BEGIN
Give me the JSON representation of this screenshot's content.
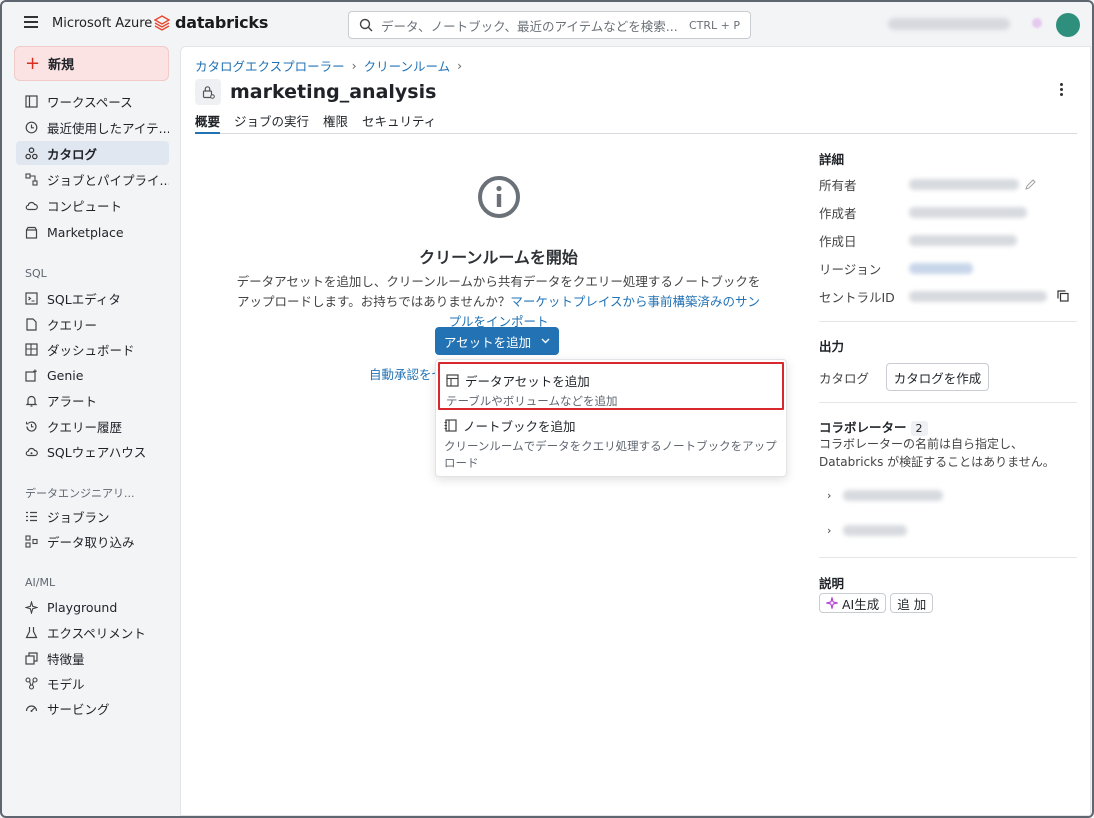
{
  "topbar": {
    "azure_label": "Microsoft Azure",
    "brand": "databricks",
    "search_placeholder": "データ、ノートブック、最近のアイテムなどを検索...",
    "search_shortcut": "CTRL + P"
  },
  "sidebar": {
    "new_label": "新規",
    "items_top": [
      {
        "label": "ワークスペース",
        "icon": "workspace-icon"
      },
      {
        "label": "最近使用したアイテ...",
        "icon": "clock-icon"
      },
      {
        "label": "カタログ",
        "icon": "catalog-icon",
        "active": true
      },
      {
        "label": "ジョブとパイプライ...",
        "icon": "workflow-icon"
      },
      {
        "label": "コンピュート",
        "icon": "cloud-icon"
      },
      {
        "label": "Marketplace",
        "icon": "store-icon"
      }
    ],
    "sql_section": "SQL",
    "items_sql": [
      {
        "label": "SQLエディタ",
        "icon": "sql-editor-icon"
      },
      {
        "label": "クエリー",
        "icon": "query-icon"
      },
      {
        "label": "ダッシュボード",
        "icon": "dashboard-icon"
      },
      {
        "label": "Genie",
        "icon": "genie-icon"
      },
      {
        "label": "アラート",
        "icon": "bell-icon"
      },
      {
        "label": "クエリー履歴",
        "icon": "history-icon"
      },
      {
        "label": "SQLウェアハウス",
        "icon": "warehouse-icon"
      }
    ],
    "de_section": "データエンジニアリ...",
    "items_de": [
      {
        "label": "ジョブラン",
        "icon": "job-runs-icon"
      },
      {
        "label": "データ取り込み",
        "icon": "ingest-icon"
      }
    ],
    "ml_section": "AI/ML",
    "items_ml": [
      {
        "label": "Playground",
        "icon": "sparkle-icon"
      },
      {
        "label": "エクスペリメント",
        "icon": "flask-icon"
      },
      {
        "label": "特徴量",
        "icon": "features-icon"
      },
      {
        "label": "モデル",
        "icon": "models-icon"
      },
      {
        "label": "サービング",
        "icon": "serving-icon"
      }
    ]
  },
  "main": {
    "breadcrumb": [
      "カタログエクスプローラー",
      "クリーンルーム"
    ],
    "title": "marketing_analysis",
    "tabs": [
      {
        "label": "概要",
        "active": true
      },
      {
        "label": "ジョブの実行"
      },
      {
        "label": "権限"
      },
      {
        "label": "セキュリティ"
      }
    ]
  },
  "empty_state": {
    "title": "クリーンルームを開始",
    "desc": "データアセットを追加し、クリーンルームから共有データをクエリー処理するノートブックをアップロードします。お持ちではありませんか？",
    "link": "マーケットプレイスから事前構築済みのサンプルをインポート",
    "add_button": "アセットを追加",
    "auto_link": "自動承認をセ"
  },
  "dropdown": {
    "items": [
      {
        "label": "データアセットを追加",
        "sub": "テーブルやボリュームなどを追加"
      },
      {
        "label": "ノートブックを追加",
        "sub": "クリーンルームでデータをクエリ処理するノートブックをアップロード"
      }
    ]
  },
  "details": {
    "title": "詳細",
    "rows": [
      {
        "key": "所有者"
      },
      {
        "key": "作成者"
      },
      {
        "key": "作成日"
      },
      {
        "key": "リージョン"
      },
      {
        "key": "セントラルID"
      }
    ],
    "output_title": "出力",
    "output_key": "カタログ",
    "create_catalog": "カタログを作成",
    "collab_title": "コラボレーター",
    "collab_count": "2",
    "collab_desc": "コラボレーターの名前は自ら指定し、Databricks が検証することはありません。",
    "desc_title": "説明",
    "ai_button": "AI生成",
    "add_button": "追 加"
  }
}
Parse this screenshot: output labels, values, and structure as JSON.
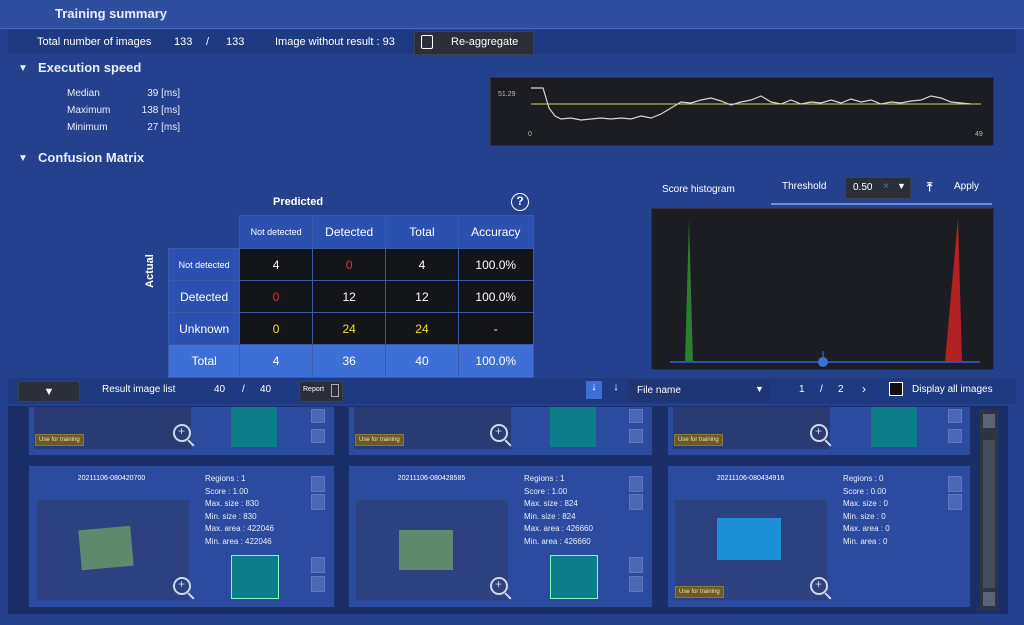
{
  "header": {
    "title": "Training summary"
  },
  "summary": {
    "total_label": "Total number of images",
    "total_a": "133",
    "total_sep": "/",
    "total_b": "133",
    "without_result": "Image without result  : 93",
    "reaggregate_label": "Re-aggregate"
  },
  "exec": {
    "title": "Execution speed",
    "median_label": "Median",
    "median_value": "39 [ms]",
    "max_label": "Maximum",
    "max_value": "138 [ms]",
    "min_label": "Minimum",
    "min_value": "27 [ms]",
    "chart_y_label": "51.29",
    "chart_x_start": "0",
    "chart_x_end": "49"
  },
  "cm": {
    "title": "Confusion Matrix",
    "predicted_label": "Predicted",
    "actual_label": "Actual",
    "help": "?",
    "columns": [
      "Not detected",
      "Detected",
      "Total",
      "Accuracy"
    ],
    "rows": [
      {
        "label": "Not detected",
        "cells": [
          "4",
          "0",
          "4",
          "100.0%"
        ]
      },
      {
        "label": "Detected",
        "cells": [
          "0",
          "12",
          "12",
          "100.0%"
        ]
      },
      {
        "label": "Unknown",
        "cells": [
          "0",
          "24",
          "24",
          "-"
        ]
      },
      {
        "label": "Total",
        "cells": [
          "4",
          "36",
          "40",
          "100.0%"
        ]
      }
    ]
  },
  "histogram": {
    "title": "Score histogram",
    "threshold_label": "Threshold",
    "threshold_value": "0.50",
    "threshold_clear": "×",
    "apply_label": "Apply"
  },
  "result_list": {
    "label": "Result image list",
    "count_a": "40",
    "count_sep": "/",
    "count_b": "40",
    "report_label": "Report",
    "sort_value": "File name",
    "page_current": "1",
    "page_sep": "/",
    "page_total": "2",
    "display_all_label": "Display all images"
  },
  "top_cards": [
    {
      "badge": "Use for training"
    },
    {
      "badge": "Use for training"
    },
    {
      "badge": "Use for training"
    }
  ],
  "cards": [
    {
      "name": "20211106-080420700",
      "regions": "Regions : 1",
      "score": "Score : 1.00",
      "max_size": "Max. size : 830",
      "min_size": "Min. size : 830",
      "max_area": "Max. area : 422046",
      "min_area": "Min. area : 422046"
    },
    {
      "name": "20211106-080428585",
      "regions": "Regions : 1",
      "score": "Score : 1.00",
      "max_size": "Max. size : 824",
      "min_size": "Min. size : 824",
      "max_area": "Max. area : 426660",
      "min_area": "Min. area : 426660"
    },
    {
      "name": "20211106-080434916",
      "regions": "Regions : 0",
      "score": "Score : 0.00",
      "max_size": "Max. size : 0",
      "min_size": "Min. size : 0",
      "max_area": "Max. area : 0",
      "min_area": "Min. area : 0",
      "badge": "Use for training"
    }
  ],
  "colors": {
    "accent": "#3d6fd6",
    "background": "#23418c",
    "error": "#e33333",
    "warning": "#f2e02a"
  }
}
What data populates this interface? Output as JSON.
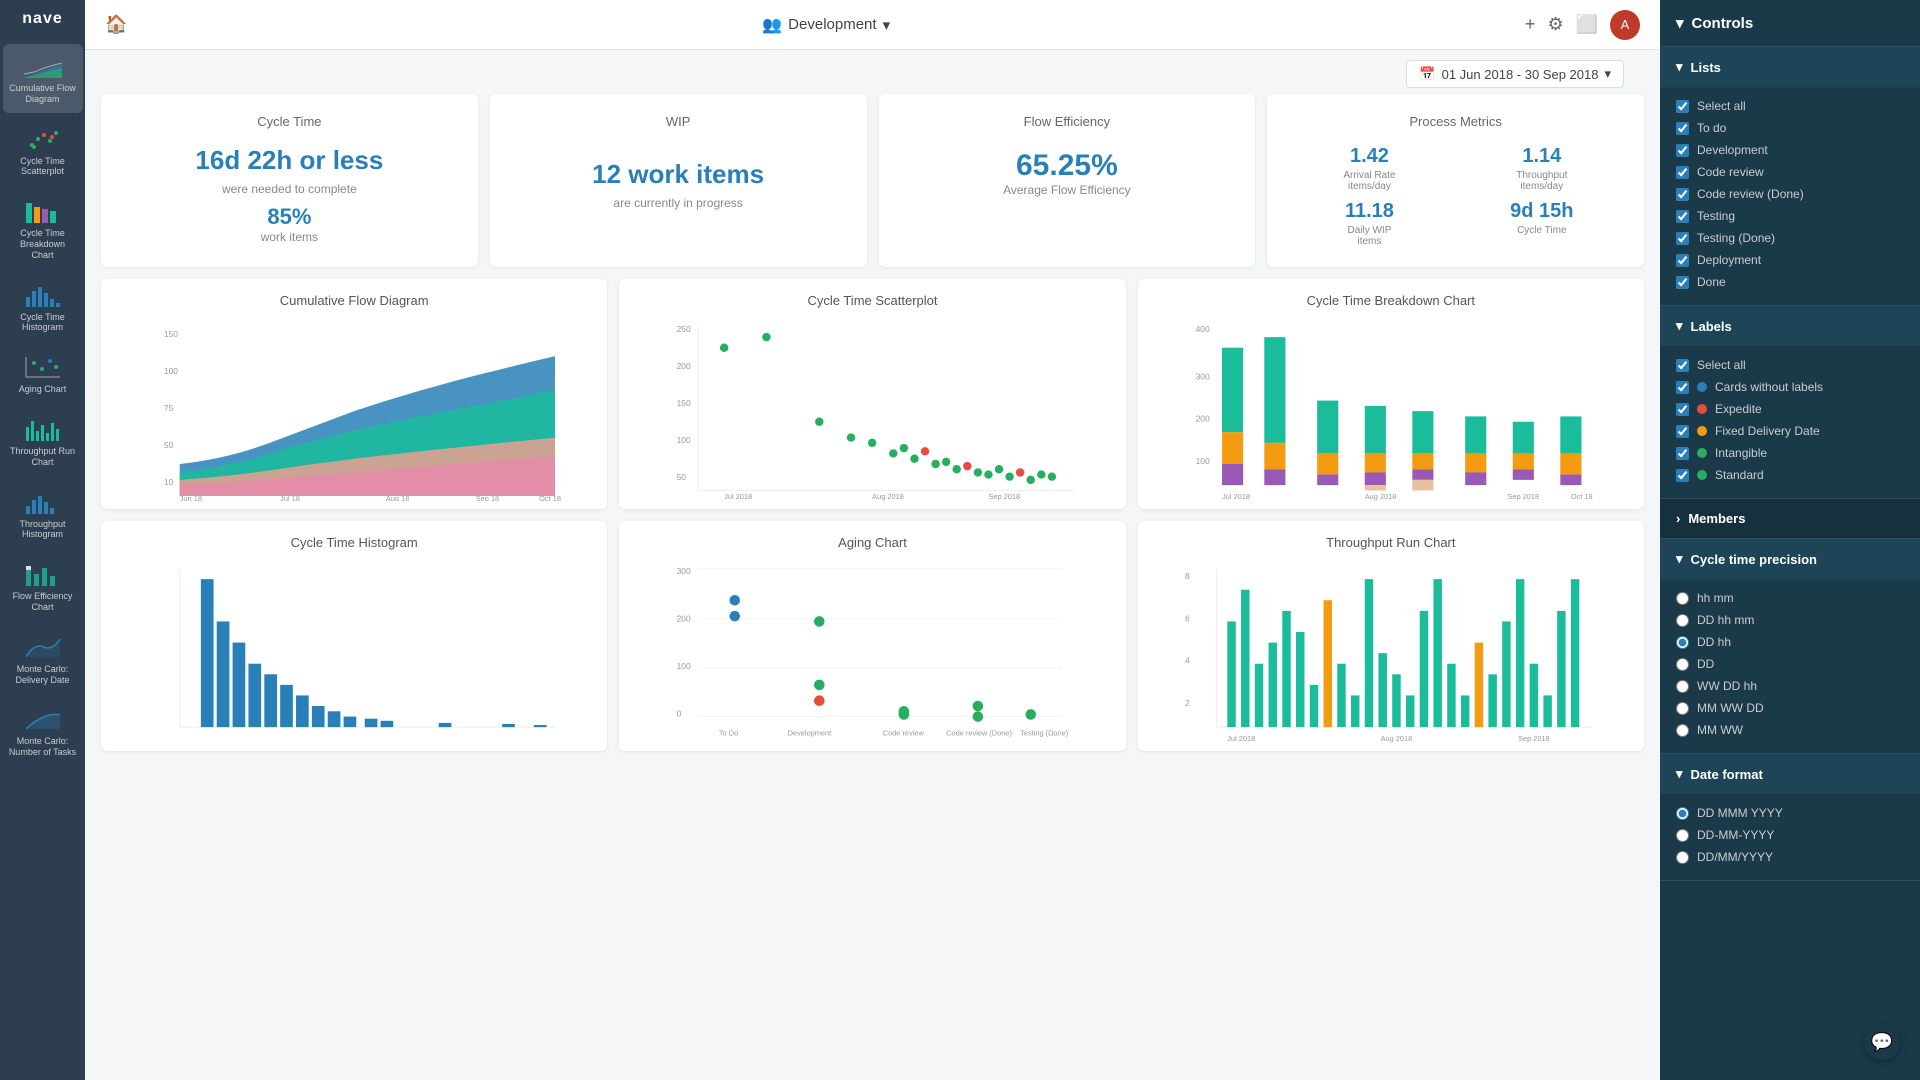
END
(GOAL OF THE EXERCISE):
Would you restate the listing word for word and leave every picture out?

(ANSWER BOX):
Give me the JSON representation of this screenshot's content.
{
  "topbar": {
    "azure_label": "Microsoft Azure",
    "brand": "databricks",
    "search_placeholder": "データ、ノートブック、最近のアイテムなどを検索...",
    "search_shortcut": "CTRL + P"
  },
  "sidebar": {
    "new_label": "新規",
    "items_top": [
      {
        "label": "ワークスペース",
        "icon": "workspace-icon"
      },
      {
        "label": "最近使用したアイテ...",
        "icon": "clock-icon"
      },
      {
        "label": "カタログ",
        "icon": "catalog-icon",
        "active": true
      },
      {
        "label": "ジョブとパイプライ...",
        "icon": "workflow-icon"
      },
      {
        "label": "コンピュート",
        "icon": "cloud-icon"
      },
      {
        "label": "Marketplace",
        "icon": "store-icon"
      }
    ],
    "sql_section": "SQL",
    "items_sql": [
      {
        "label": "SQLエディタ",
        "icon": "sql-editor-icon"
      },
      {
        "label": "クエリー",
        "icon": "query-icon"
      },
      {
        "label": "ダッシュボード",
        "icon": "dashboard-icon"
      },
      {
        "label": "Genie",
        "icon": "genie-icon"
      },
      {
        "label": "アラート",
        "icon": "bell-icon"
      },
      {
        "label": "クエリー履歴",
        "icon": "history-icon"
      },
      {
        "label": "SQLウェアハウス",
        "icon": "warehouse-icon"
      }
    ],
    "de_section": "データエンジニアリ...",
    "items_de": [
      {
        "label": "ジョブラン",
        "icon": "job-runs-icon"
      },
      {
        "label": "データ取り込み",
        "icon": "ingest-icon"
      }
    ],
    "ml_section": "AI/ML",
    "items_ml": [
      {
        "label": "Playground",
        "icon": "sparkle-icon"
      },
      {
        "label": "エクスペリメント",
        "icon": "flask-icon"
      },
      {
        "label": "特徴量",
        "icon": "features-icon"
      },
      {
        "label": "モデル",
        "icon": "models-icon"
      },
      {
        "label": "サービング",
        "icon": "serving-icon"
      }
    ]
  },
  "main": {
    "breadcrumb": [
      "カタログエクスプローラー",
      "クリーンルーム"
    ],
    "title": "marketing_analysis",
    "tabs": [
      {
        "label": "概要",
        "active": true
      },
      {
        "label": "ジョブの実行"
      },
      {
        "label": "権限"
      },
      {
        "label": "セキュリティ"
      }
    ]
  },
  "empty_state": {
    "title": "クリーンルームを開始",
    "desc": "データアセットを追加し、クリーンルームから共有データをクエリー処理するノートブックをアップロードします。お持ちではありませんか？",
    "link": "マーケットプレイスから事前構築済みのサンプルをインポート",
    "add_button": "アセットを追加",
    "auto_link": "自動承認をセ"
  },
  "dropdown": {
    "items": [
      {
        "label": "データアセットを追加",
        "sub": "テーブルやボリュームなどを追加"
      },
      {
        "label": "ノートブックを追加",
        "sub": "クリーンルームでデータをクエリ処理するノートブックをアップロード"
      }
    ]
  },
  "details": {
    "title": "詳細",
    "rows": [
      {
        "key": "所有者"
      },
      {
        "key": "作成者"
      },
      {
        "key": "作成日"
      },
      {
        "key": "リージョン"
      },
      {
        "key": "セントラルID"
      }
    ],
    "output_title": "出力",
    "output_key": "カタログ",
    "create_catalog": "カタログを作成",
    "collab_title": "コラボレーター",
    "collab_count": "2",
    "collab_desc": "コラボレーターの名前は自ら指定し、Databricks が検証することはありません。",
    "desc_title": "説明",
    "ai_button": "AI生成",
    "add_button": "追 加"
  }
}
Parse this screenshot: output labels, values, and structure as JSON.
{
  "header": {
    "title": "Training summary"
  },
  "summary": {
    "total_label": "Total number of images",
    "total_a": "133",
    "total_sep": "/",
    "total_b": "133",
    "without_result": "Image without result  : 93",
    "reaggregate_label": "Re-aggregate"
  },
  "exec": {
    "title": "Execution speed",
    "median_label": "Median",
    "median_value": "39 [ms]",
    "max_label": "Maximum",
    "max_value": "138 [ms]",
    "min_label": "Minimum",
    "min_value": "27 [ms]",
    "chart_y_label": "51.29",
    "chart_x_start": "0",
    "chart_x_end": "49"
  },
  "cm": {
    "title": "Confusion Matrix",
    "predicted_label": "Predicted",
    "actual_label": "Actual",
    "help": "?",
    "columns": [
      "Not detected",
      "Detected",
      "Total",
      "Accuracy"
    ],
    "rows": [
      {
        "label": "Not detected",
        "cells": [
          "4",
          "0",
          "4",
          "100.0%"
        ]
      },
      {
        "label": "Detected",
        "cells": [
          "0",
          "12",
          "12",
          "100.0%"
        ]
      },
      {
        "label": "Unknown",
        "cells": [
          "0",
          "24",
          "24",
          "-"
        ]
      },
      {
        "label": "Total",
        "cells": [
          "4",
          "36",
          "40",
          "100.0%"
        ]
      }
    ]
  },
  "histogram": {
    "title": "Score histogram",
    "threshold_label": "Threshold",
    "threshold_value": "0.50",
    "threshold_clear": "×",
    "apply_label": "Apply"
  },
  "result_list": {
    "label": "Result image list",
    "count_a": "40",
    "count_sep": "/",
    "count_b": "40",
    "report_label": "Report",
    "sort_value": "File name",
    "page_current": "1",
    "page_sep": "/",
    "page_total": "2",
    "display_all_label": "Display all images"
  },
  "top_cards": [
    {
      "badge": "Use for training"
    },
    {
      "badge": "Use for training"
    },
    {
      "badge": "Use for training"
    }
  ],
  "cards": [
    {
      "name": "20211106-080420700",
      "regions": "Regions : 1",
      "score": "Score : 1.00",
      "max_size": "Max. size : 830",
      "min_size": "Min. size : 830",
      "max_area": "Max. area : 422046",
      "min_area": "Min. area : 422046"
    },
    {
      "name": "20211106-080428585",
      "regions": "Regions : 1",
      "score": "Score : 1.00",
      "max_size": "Max. size : 824",
      "min_size": "Min. size : 824",
      "max_area": "Max. area : 426660",
      "min_area": "Min. area : 426660"
    },
    {
      "name": "20211106-080434916",
      "regions": "Regions : 0",
      "score": "Score : 0.00",
      "max_size": "Max. size : 0",
      "min_size": "Min. size : 0",
      "max_area": "Max. area : 0",
      "min_area": "Min. area : 0",
      "badge": "Use for training"
    }
  ],
  "colors": {
    "accent": "#3d6fd6",
    "background": "#23418c",
    "error": "#e33333",
    "warning": "#f2e02a"
  }
}
What data populates this interface? Output as JSON.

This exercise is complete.